DATA PROVIDED Block Start
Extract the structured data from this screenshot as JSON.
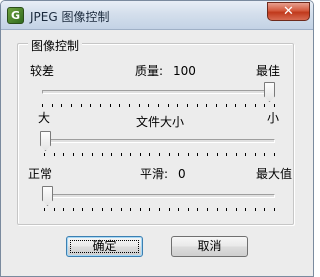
{
  "window": {
    "title": "JPEG 图像控制",
    "close_glyph": "✕",
    "icon": "app-g-icon"
  },
  "group": {
    "title": "图像控制"
  },
  "quality": {
    "min_label": "较差",
    "max_label": "最佳",
    "label": "质量:",
    "value": "100",
    "fraction": 1.0
  },
  "filesize": {
    "min_label": "大",
    "max_label": "小",
    "label": "文件大小",
    "fraction": 0.0
  },
  "smoothing": {
    "min_label": "正常",
    "max_label": "最大值",
    "label": "平滑:",
    "value": "0",
    "fraction": 0.0
  },
  "buttons": {
    "ok_label": "确定",
    "cancel_label": "取消"
  }
}
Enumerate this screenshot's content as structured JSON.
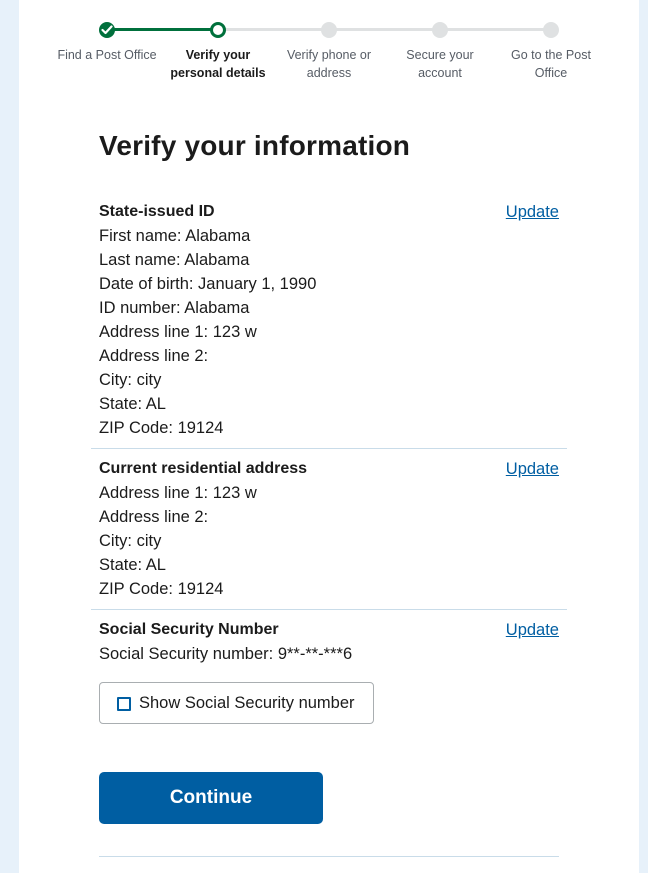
{
  "step_indicator": {
    "steps": [
      {
        "label": "Find a Post Office",
        "status": "complete"
      },
      {
        "label": "Verify your personal details",
        "status": "current"
      },
      {
        "label": "Verify phone or address",
        "status": "pending"
      },
      {
        "label": "Secure your account",
        "status": "pending"
      },
      {
        "label": "Go to the Post Office",
        "status": "pending"
      }
    ],
    "step_lines": {
      "line_1": "Find a Post Office",
      "line_2a": "Verify your",
      "line_2b": "personal details",
      "line_3a": "Verify phone or",
      "line_3b": "address",
      "line_4a": "Secure your",
      "line_4b": "account",
      "line_5a": "Go to the Post",
      "line_5b": "Office"
    }
  },
  "page_title": "Verify your information",
  "state_id": {
    "heading": "State-issued ID",
    "update_label": "Update",
    "lines": [
      "First name: Alabama",
      "Last name: Alabama",
      "Date of birth: January 1, 1990",
      "ID number: Alabama",
      "Address line 1: 123 w",
      "Address line 2:",
      "City: city",
      "State: AL",
      "ZIP Code: 19124"
    ]
  },
  "residential_address": {
    "heading": "Current residential address",
    "update_label": "Update",
    "lines": [
      "Address line 1: 123 w",
      "Address line 2:",
      "City: city",
      "State: AL",
      "ZIP Code: 19124"
    ]
  },
  "ssn": {
    "heading": "Social Security Number",
    "update_label": "Update",
    "value_line": "Social Security number: 9**-**-***6",
    "show_checkbox_label": "Show Social Security number",
    "show_checked": false
  },
  "continue_label": "Continue",
  "colors": {
    "accent": "#005ea2",
    "progress_green": "#00703c",
    "background": "#e7f1fa"
  }
}
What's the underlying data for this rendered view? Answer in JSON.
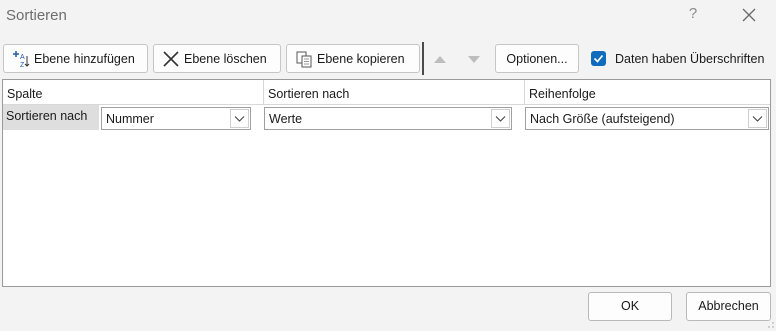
{
  "window": {
    "title": "Sortieren",
    "help": "?"
  },
  "toolbar": {
    "add_level": "Ebene hinzufügen",
    "delete_level": "Ebene löschen",
    "copy_level": "Ebene kopieren",
    "options": "Optionen...",
    "headers_checkbox": {
      "label": "Daten haben Überschriften",
      "checked": true
    }
  },
  "grid": {
    "columns": [
      "Spalte",
      "Sortieren nach",
      "Reihenfolge"
    ],
    "rows": [
      {
        "label": "Sortieren nach",
        "column": "Nummer",
        "sort_on": "Werte",
        "order": "Nach Größe (aufsteigend)"
      }
    ]
  },
  "footer": {
    "ok": "OK",
    "cancel": "Abbrechen"
  },
  "colors": {
    "accent": "#0f6cbd",
    "window_bg": "#f3f3f3",
    "grid_bg": "#ffffff"
  }
}
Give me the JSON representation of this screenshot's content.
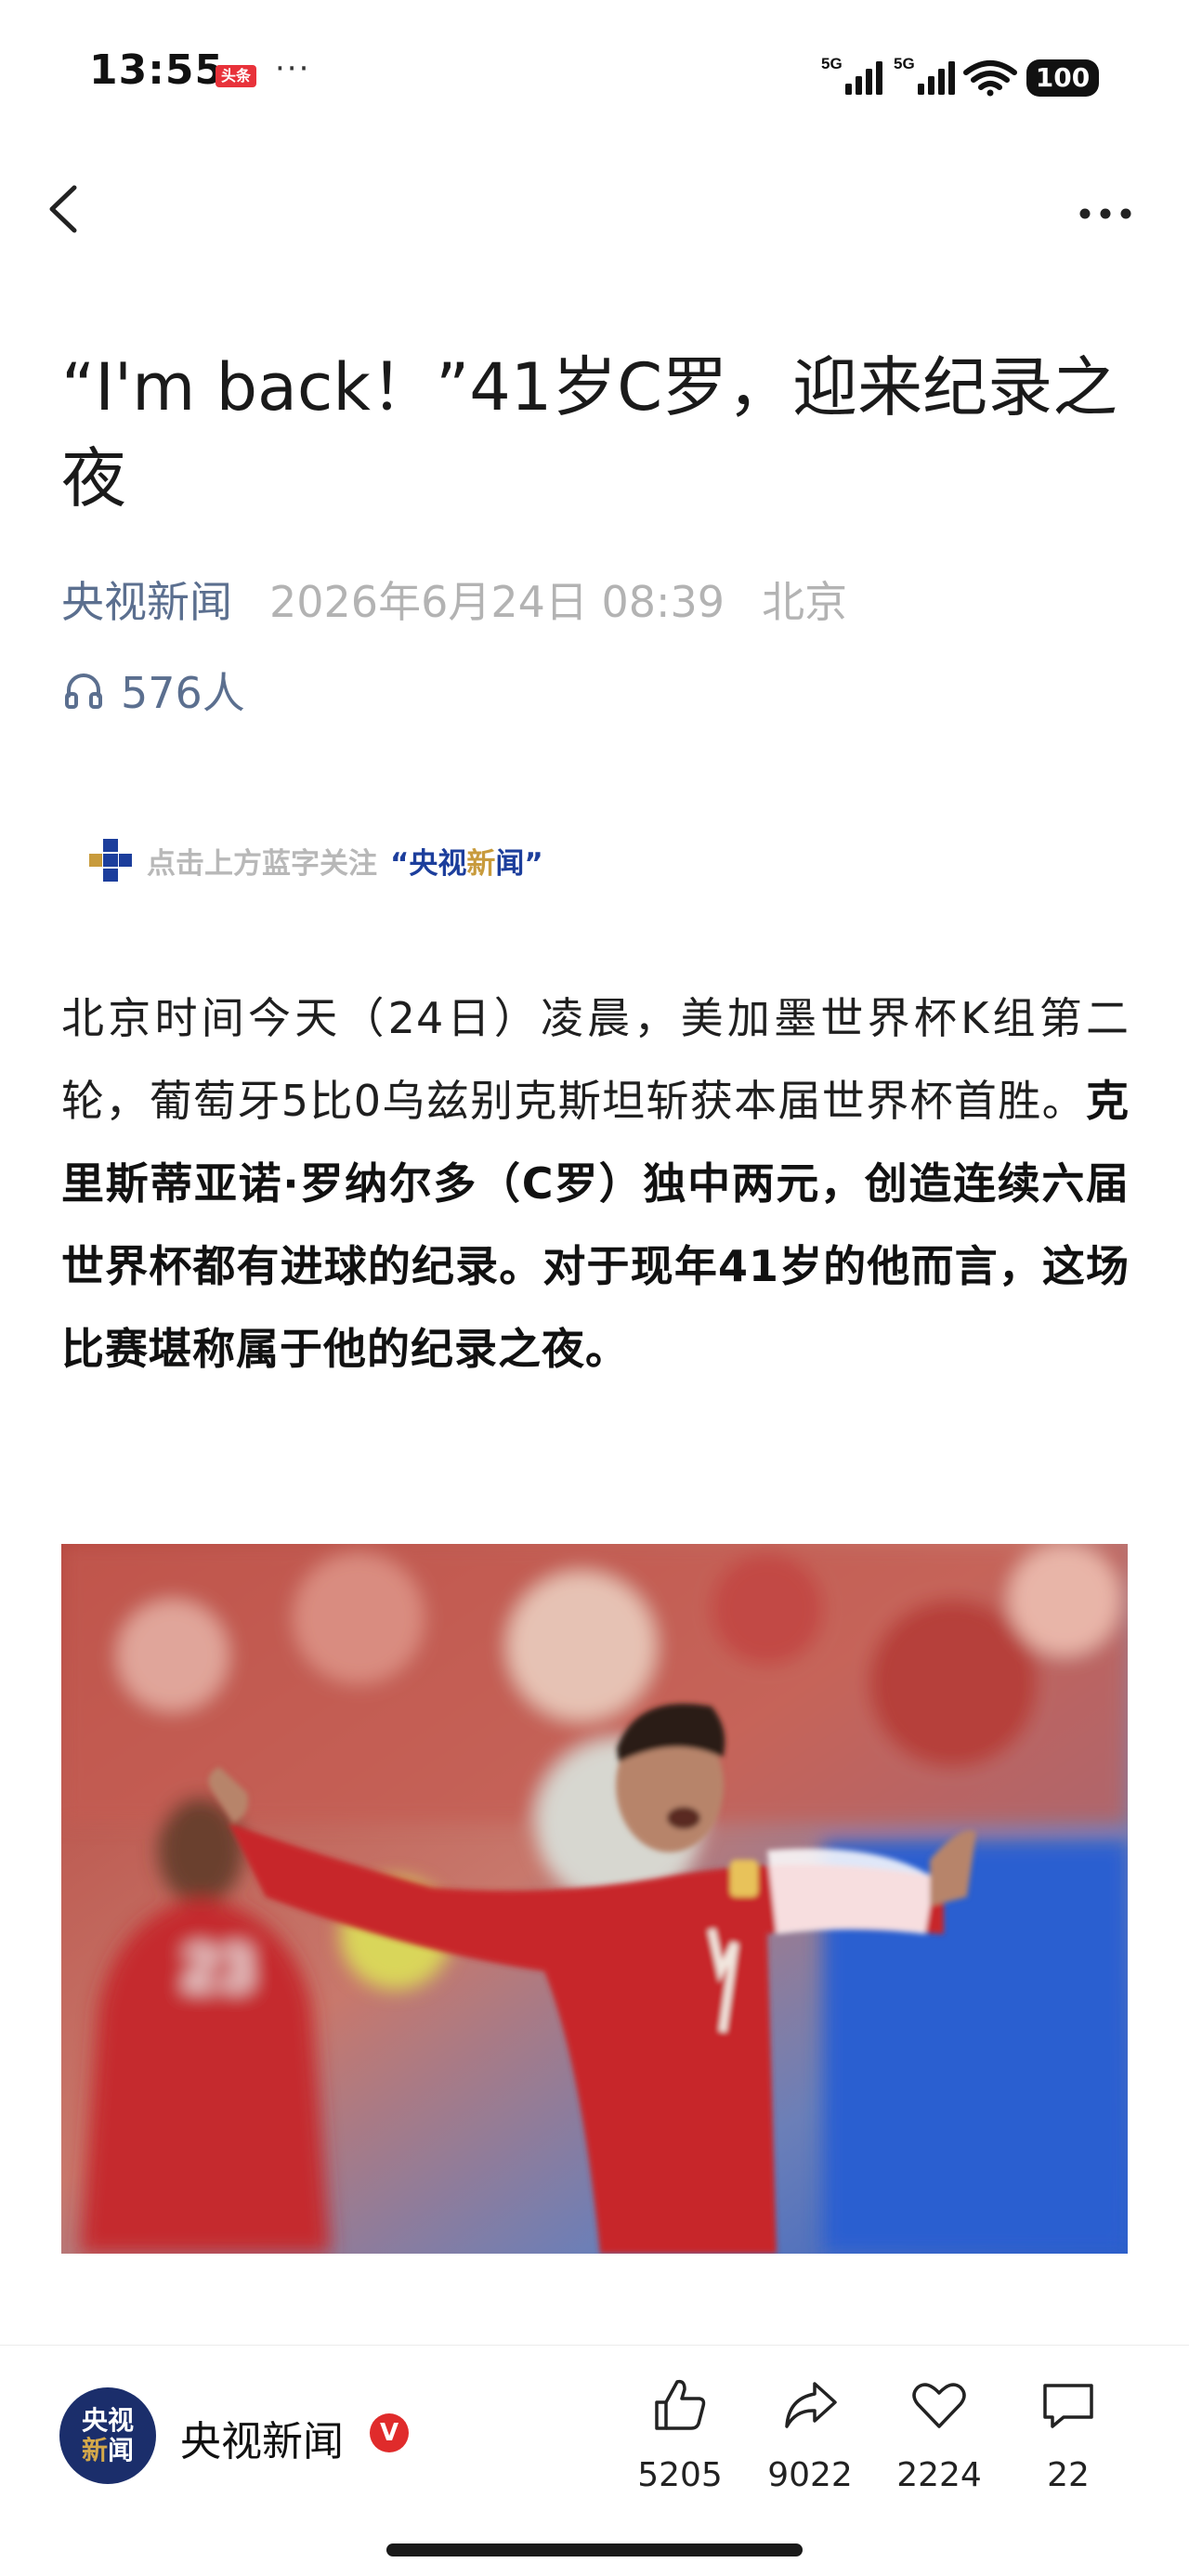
{
  "status_bar": {
    "time": "13:55",
    "app_badge": "头条",
    "dots": "···",
    "signal_1": "5G",
    "signal_2": "5G",
    "battery": "100"
  },
  "article": {
    "title": "“I'm back！”41岁C罗，迎来纪录之夜",
    "source": "央视新闻",
    "date": "2026年6月24日 08:39",
    "location": "北京",
    "listeners": "576人",
    "follow_prompt": "点击上方蓝字关注",
    "follow_brand_open": "“",
    "follow_brand_a": "央视",
    "follow_brand_b": "新",
    "follow_brand_c": "闻",
    "follow_brand_close": "”",
    "body_plain": "北京时间今天（24日）凌晨，美加墨世界杯K组第二轮，葡萄牙5比0乌兹别克斯坦斩获本届世界杯首胜。",
    "body_bold": "克里斯蒂亚诺·罗纳尔多（C罗）独中两元，创造连续六届世界杯都有进球的纪录。对于现年41岁的他而言，这场比赛堪称属于他的纪录之夜。",
    "photo_alt": "7"
  },
  "bottom_bar": {
    "avatar_line1": "央视",
    "avatar_line2_a": "新",
    "avatar_line2_b": "闻",
    "channel_name": "央视新闻",
    "verified": "V",
    "like_count": "5205",
    "share_count": "9022",
    "favorite_count": "2224",
    "comment_count": "22"
  },
  "colors": {
    "source_blue": "#5b6f8f",
    "meta_gray": "#b3b3b3",
    "brand_navy": "#1b2e6b",
    "verified_red": "#e02b2b"
  },
  "icons": [
    "back-icon",
    "more-icon",
    "headphone-icon",
    "thumbs-up-icon",
    "share-icon",
    "heart-icon",
    "comment-icon"
  ]
}
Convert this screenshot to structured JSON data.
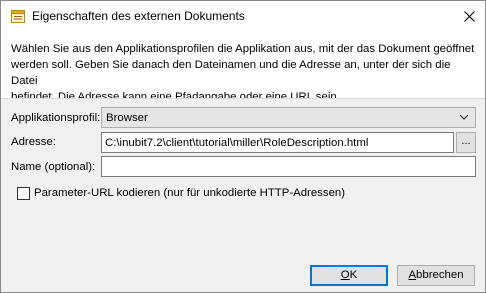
{
  "window": {
    "title": "Eigenschaften des externen Dokuments",
    "icon": "document-properties-icon",
    "accent_color": "#0078d7"
  },
  "description": {
    "line1": "Wählen Sie aus den Applikationsprofilen die Applikation aus, mit der das Dokument geöffnet",
    "line2": "werden soll. Geben Sie danach den Dateinamen und die Adresse an, unter der sich die Datei",
    "line3": "befindet. Die Adresse kann eine Pfadangabe oder eine URL sein."
  },
  "form": {
    "profile_label": "Applikationsprofil:",
    "profile_value": "Browser",
    "address_label": "Adresse:",
    "address_value": "C:\\inubit7.2\\client\\tutorial\\miller\\RoleDescription.html",
    "browse_label": "...",
    "name_label": "Name (optional):",
    "name_value": "",
    "checkbox_label": "Parameter-URL kodieren (nur für unkodierte HTTP-Adressen)",
    "checkbox_checked": false
  },
  "buttons": {
    "ok_mnemonic": "O",
    "ok_rest": "K",
    "cancel_mnemonic": "A",
    "cancel_rest": "bbrechen"
  }
}
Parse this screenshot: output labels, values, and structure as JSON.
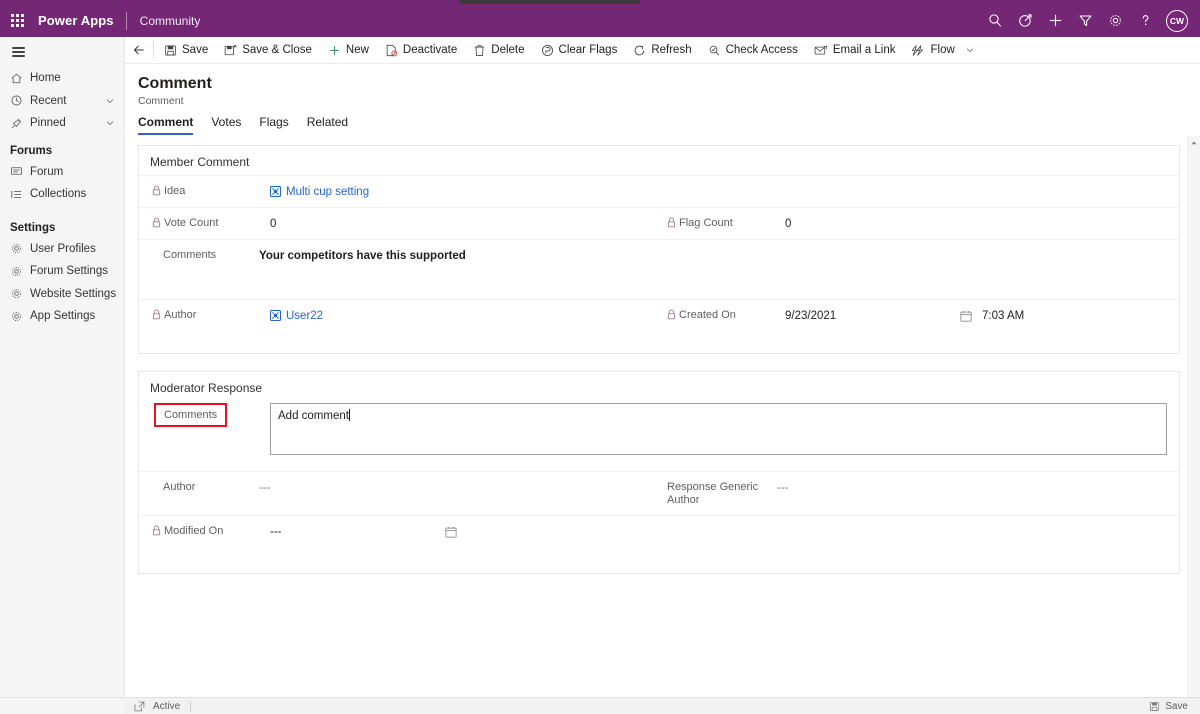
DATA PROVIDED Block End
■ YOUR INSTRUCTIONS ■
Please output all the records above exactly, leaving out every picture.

■ PROBLEM SOLUTION ■
Extract the structured data from this screenshot as JSON.
{
  "window": {
    "title": "JPEG 图像控制",
    "close_glyph": "✕",
    "icon": "app-g-icon"
  },
  "group": {
    "title": "图像控制"
  },
  "quality": {
    "min_label": "较差",
    "max_label": "最佳",
    "label": "质量:",
    "value": "100",
    "fraction": 1.0
  },
  "filesize": {
    "min_label": "大",
    "max_label": "小",
    "label": "文件大小",
    "fraction": 0.0
  },
  "smoothing": {
    "min_label": "正常",
    "max_label": "最大值",
    "label": "平滑:",
    "value": "0",
    "fraction": 0.0
  },
  "buttons": {
    "ok_label": "确定",
    "cancel_label": "取消"
  }
}
Enumerate this screenshot's content as structured JSON.
{
  "step_indicator": {
    "steps": [
      {
        "label": "Find a Post Office",
        "status": "complete"
      },
      {
        "label": "Verify your personal details",
        "status": "current"
      },
      {
        "label": "Verify phone or address",
        "status": "pending"
      },
      {
        "label": "Secure your account",
        "status": "pending"
      },
      {
        "label": "Go to the Post Office",
        "status": "pending"
      }
    ],
    "step_lines": {
      "line_1": "Find a Post Office",
      "line_2a": "Verify your",
      "line_2b": "personal details",
      "line_3a": "Verify phone or",
      "line_3b": "address",
      "line_4a": "Secure your",
      "line_4b": "account",
      "line_5a": "Go to the Post",
      "line_5b": "Office"
    }
  },
  "page_title": "Verify your information",
  "state_id": {
    "heading": "State-issued ID",
    "update_label": "Update",
    "lines": [
      "First name: Alabama",
      "Last name: Alabama",
      "Date of birth: January 1, 1990",
      "ID number: Alabama",
      "Address line 1: 123 w",
      "Address line 2:",
      "City: city",
      "State: AL",
      "ZIP Code: 19124"
    ]
  },
  "residential_address": {
    "heading": "Current residential address",
    "update_label": "Update",
    "lines": [
      "Address line 1: 123 w",
      "Address line 2:",
      "City: city",
      "State: AL",
      "ZIP Code: 19124"
    ]
  },
  "ssn": {
    "heading": "Social Security Number",
    "update_label": "Update",
    "value_line": "Social Security number: 9**-**-***6",
    "show_checkbox_label": "Show Social Security number",
    "show_checked": false
  },
  "continue_label": "Continue",
  "colors": {
    "accent": "#005ea2",
    "progress_green": "#00703c",
    "background": "#e7f1fa"
  }
}
What's the underlying data for this rendered view? Answer in JSON.
{
  "window": {
    "title": "Sortieren",
    "help": "?"
  },
  "toolbar": {
    "add_level": "Ebene hinzufügen",
    "delete_level": "Ebene löschen",
    "copy_level": "Ebene kopieren",
    "options": "Optionen...",
    "headers_checkbox": {
      "label": "Daten haben Überschriften",
      "checked": true
    }
  },
  "grid": {
    "columns": [
      "Spalte",
      "Sortieren nach",
      "Reihenfolge"
    ],
    "rows": [
      {
        "label": "Sortieren nach",
        "column": "Nummer",
        "sort_on": "Werte",
        "order": "Nach Größe (aufsteigend)"
      }
    ]
  },
  "footer": {
    "ok": "OK",
    "cancel": "Abbrechen"
  },
  "colors": {
    "accent": "#0f6cbd",
    "window_bg": "#f3f3f3",
    "grid_bg": "#ffffff"
  }
}
Give me the JSON representation of this screenshot's content.
{
  "status_bar": {
    "time": "13:55",
    "app_badge": "头条",
    "dots": "···",
    "signal_1": "5G",
    "signal_2": "5G",
    "battery": "100"
  },
  "article": {
    "title": "“I'm back！”41岁C罗，迎来纪录之夜",
    "source": "央视新闻",
    "date": "2026年6月24日 08:39",
    "location": "北京",
    "listeners": "576人",
    "follow_prompt": "点击上方蓝字关注",
    "follow_brand_open": "“",
    "follow_brand_a": "央视",
    "follow_brand_b": "新",
    "follow_brand_c": "闻",
    "follow_brand_close": "”",
    "body_plain": "北京时间今天（24日）凌晨，美加墨世界杯K组第二轮，葡萄牙5比0乌兹别克斯坦斩获本届世界杯首胜。",
    "body_bold": "克里斯蒂亚诺·罗纳尔多（C罗）独中两元，创造连续六届世界杯都有进球的纪录。对于现年41岁的他而言，这场比赛堪称属于他的纪录之夜。",
    "photo_alt": "7"
  },
  "bottom_bar": {
    "avatar_line1": "央视",
    "avatar_line2_a": "新",
    "avatar_line2_b": "闻",
    "channel_name": "央视新闻",
    "verified": "V",
    "like_count": "5205",
    "share_count": "9022",
    "favorite_count": "2224",
    "comment_count": "22"
  },
  "colors": {
    "source_blue": "#5b6f8f",
    "meta_gray": "#b3b3b3",
    "brand_navy": "#1b2e6b",
    "verified_red": "#e02b2b"
  },
  "icons": [
    "back-icon",
    "more-icon",
    "headphone-icon",
    "thumbs-up-icon",
    "share-icon",
    "heart-icon",
    "comment-icon"
  ]
}
Convert this screenshot to structured JSON data.
{
  "window": {
    "title": "Eigenschaften des externen Dokuments",
    "icon": "document-properties-icon",
    "accent_color": "#0078d7"
  },
  "description": {
    "line1": "Wählen Sie aus den Applikationsprofilen die Applikation aus, mit der das Dokument geöffnet",
    "line2": "werden soll. Geben Sie danach den Dateinamen und die Adresse an, unter der sich die Datei",
    "line3": "befindet. Die Adresse kann eine Pfadangabe oder eine URL sein."
  },
  "form": {
    "profile_label": "Applikationsprofil:",
    "profile_value": "Browser",
    "address_label": "Adresse:",
    "address_value": "C:\\inubit7.2\\client\\tutorial\\miller\\RoleDescription.html",
    "browse_label": "...",
    "name_label": "Name (optional):",
    "name_value": "",
    "checkbox_label": "Parameter-URL kodieren (nur für unkodierte HTTP-Adressen)",
    "checkbox_checked": false
  },
  "buttons": {
    "ok_mnemonic": "O",
    "ok_rest": "K",
    "cancel_mnemonic": "A",
    "cancel_rest": "bbrechen"
  }
}
Parse this screenshot: output labels, values, and structure as JSON.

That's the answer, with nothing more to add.